Required action
Repeat every entry word for word, skipping the pictures.

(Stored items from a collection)
%%
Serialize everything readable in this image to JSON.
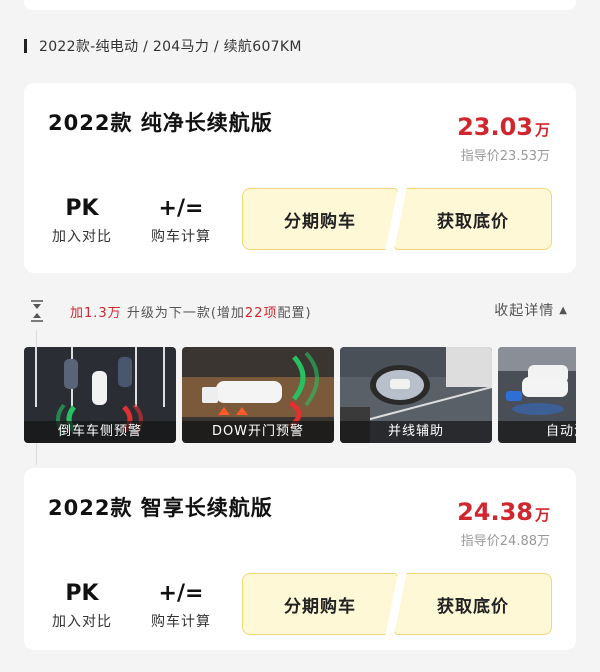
{
  "section": {
    "heading": "2022款-纯电动 / 204马力 / 续航607KM"
  },
  "cards": [
    {
      "title": "2022款 纯净长续航版",
      "price": "23.03",
      "price_unit": "万",
      "guide_price": "指导价23.53万",
      "pk_icon": "PK",
      "pk_label": "加入对比",
      "calc_icon": "+/=",
      "calc_label": "购车计算",
      "installment_label": "分期购车",
      "lowest_label": "获取底价"
    },
    {
      "title": "2022款 智享长续航版",
      "price": "24.38",
      "price_unit": "万",
      "guide_price": "指导价24.88万",
      "pk_icon": "PK",
      "pk_label": "加入对比",
      "calc_icon": "+/=",
      "calc_label": "购车计算",
      "installment_label": "分期购车",
      "lowest_label": "获取底价"
    }
  ],
  "upgrade": {
    "prefix": "加1.3万",
    "middle": " 升级为下一款(增加",
    "count": "22项",
    "suffix": "配置)",
    "collapse_label": "收起详情",
    "collapse_icon": "▲"
  },
  "features": [
    {
      "caption": "倒车车侧预警"
    },
    {
      "caption": "DOW开门预警"
    },
    {
      "caption": "并线辅助"
    },
    {
      "caption": "自动泊车"
    }
  ],
  "colors": {
    "price_red": "#d0262e",
    "button_bg": "#fff8d7",
    "button_border": "#f0d77a"
  }
}
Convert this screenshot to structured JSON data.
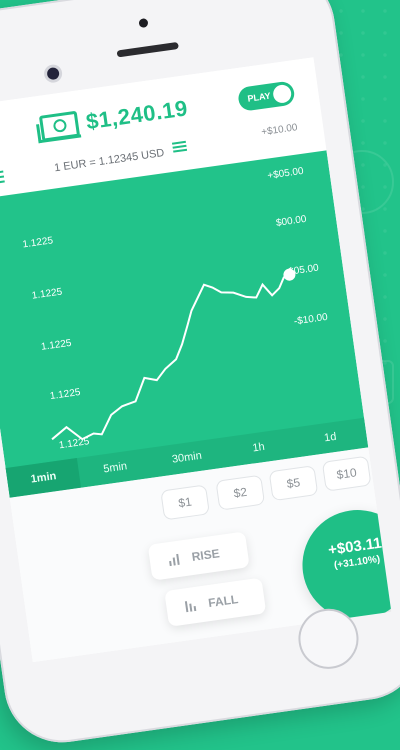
{
  "app": {
    "balance": "$1,240.19",
    "play_label": "PLAY",
    "rate": "1 EUR = 1.12345 USD"
  },
  "right_axis": {
    "labels": [
      "+$10.00",
      "+$05.00",
      "$00.00",
      "-$05.00",
      "-$10.00"
    ]
  },
  "left_axis": {
    "labels": [
      "1.1225",
      "1.1225",
      "1.1225",
      "1.1225",
      "1.1225"
    ]
  },
  "timeframes": [
    "1min",
    "5min",
    "30min",
    "1h",
    "1d"
  ],
  "amounts": [
    "$1",
    "$2",
    "$5",
    "$10"
  ],
  "actions": {
    "rise": "RISE",
    "fall": "FALL"
  },
  "profit": {
    "value": "+$03.11",
    "percent": "(+31.10%)"
  },
  "colors": {
    "accent": "#1fbf86",
    "background": "#22c38a"
  },
  "icons": {
    "money": "money-icon",
    "user": "user-list-icon",
    "list": "list-icon",
    "rise": "rise-chart-icon",
    "fall": "fall-chart-icon"
  }
}
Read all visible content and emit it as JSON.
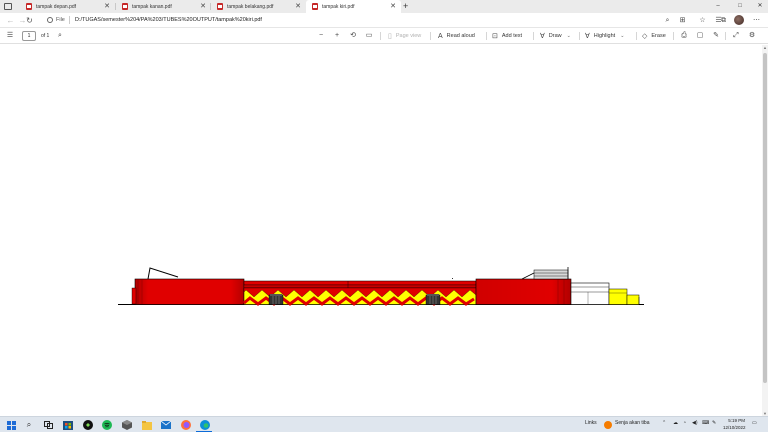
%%
Written response
Serialize everything readable in this image to JSON.
{
  "section": {
    "heading": "2022款-纯电动 / 204马力 / 续航607KM"
  },
  "cards": [
    {
      "title": "2022款 纯净长续航版",
      "price": "23.03",
      "price_unit": "万",
      "guide_price": "指导价23.53万",
      "pk_icon": "PK",
      "pk_label": "加入对比",
      "calc_icon": "+/=",
      "calc_label": "购车计算",
      "installment_label": "分期购车",
      "lowest_label": "获取底价"
    },
    {
      "title": "2022款 智享长续航版",
      "price": "24.38",
      "price_unit": "万",
      "guide_price": "指导价24.88万",
      "pk_icon": "PK",
      "pk_label": "加入对比",
      "calc_icon": "+/=",
      "calc_label": "购车计算",
      "installment_label": "分期购车",
      "lowest_label": "获取底价"
    }
  ],
  "upgrade": {
    "prefix": "加1.3万",
    "middle": " 升级为下一款(增加",
    "count": "22项",
    "suffix": "配置)",
    "collapse_label": "收起详情",
    "collapse_icon": "▲"
  },
  "features": [
    {
      "caption": "倒车车侧预警"
    },
    {
      "caption": "DOW开门预警"
    },
    {
      "caption": "并线辅助"
    },
    {
      "caption": "自动泊车"
    }
  ],
  "colors": {
    "price_red": "#d0262e",
    "button_bg": "#fff8d7",
    "button_border": "#f0d77a"
  }
}
Convert this screenshot to structured JSON data.
{
  "app": {
    "balance": "$1,240.19",
    "play_label": "PLAY",
    "rate": "1 EUR = 1.12345 USD"
  },
  "right_axis": {
    "labels": [
      "+$10.00",
      "+$05.00",
      "$00.00",
      "-$05.00",
      "-$10.00"
    ]
  },
  "left_axis": {
    "labels": [
      "1.1225",
      "1.1225",
      "1.1225",
      "1.1225",
      "1.1225"
    ]
  },
  "timeframes": [
    "1min",
    "5min",
    "30min",
    "1h",
    "1d"
  ],
  "amounts": [
    "$1",
    "$2",
    "$5",
    "$10"
  ],
  "actions": {
    "rise": "RISE",
    "fall": "FALL"
  },
  "profit": {
    "value": "+$03.11",
    "percent": "(+31.10%)"
  },
  "colors": {
    "accent": "#1fbf86",
    "background": "#22c38a"
  },
  "icons": {
    "money": "money-icon",
    "user": "user-list-icon",
    "list": "list-icon",
    "rise": "rise-chart-icon",
    "fall": "fall-chart-icon"
  }
}
Read all visible content and emit it as JSON.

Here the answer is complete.